▸ Instructions for the task
In your answer, copy every entry that follows exactly.

Dataset rows for apps and sites
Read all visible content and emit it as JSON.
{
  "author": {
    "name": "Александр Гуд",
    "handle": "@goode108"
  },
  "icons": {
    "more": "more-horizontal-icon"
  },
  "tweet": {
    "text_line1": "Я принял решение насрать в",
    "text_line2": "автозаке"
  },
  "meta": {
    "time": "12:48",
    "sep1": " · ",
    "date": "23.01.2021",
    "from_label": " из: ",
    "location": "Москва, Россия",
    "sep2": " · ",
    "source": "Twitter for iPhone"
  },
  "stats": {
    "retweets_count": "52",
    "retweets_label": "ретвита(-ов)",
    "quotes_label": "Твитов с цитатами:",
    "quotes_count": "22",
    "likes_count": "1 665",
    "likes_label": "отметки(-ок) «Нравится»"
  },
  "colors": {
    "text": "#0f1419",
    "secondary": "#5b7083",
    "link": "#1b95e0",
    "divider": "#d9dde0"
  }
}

▸ Response to this task
Read all visible content and emit it as JSON.
{
  "author": {
    "name": "Александр Гуд",
    "handle": "@goode108"
  },
  "icons": {
    "more": "more-horizontal-icon"
  },
  "tweet": {
    "text_line1": "Я принял решение насрать в",
    "text_line2": "автозаке"
  },
  "meta": {
    "time": "12:48",
    "sep1": " · ",
    "date": "23.01.2021",
    "from_label": " из: ",
    "location": "Москва, Россия",
    "sep2": " · ",
    "source": "Twitter for iPhone"
  },
  "stats": {
    "retweets_count": "52",
    "retweets_label": "ретвита(-ов)",
    "quotes_label": "Твитов с цитатами:",
    "quotes_count": "22",
    "likes_count": "1 665",
    "likes_label": "отметки(-ок) «Нравится»"
  },
  "colors": {
    "text": "#0f1419",
    "secondary": "#5b7083",
    "link": "#1b95e0",
    "divider": "#d9dde0"
  }
}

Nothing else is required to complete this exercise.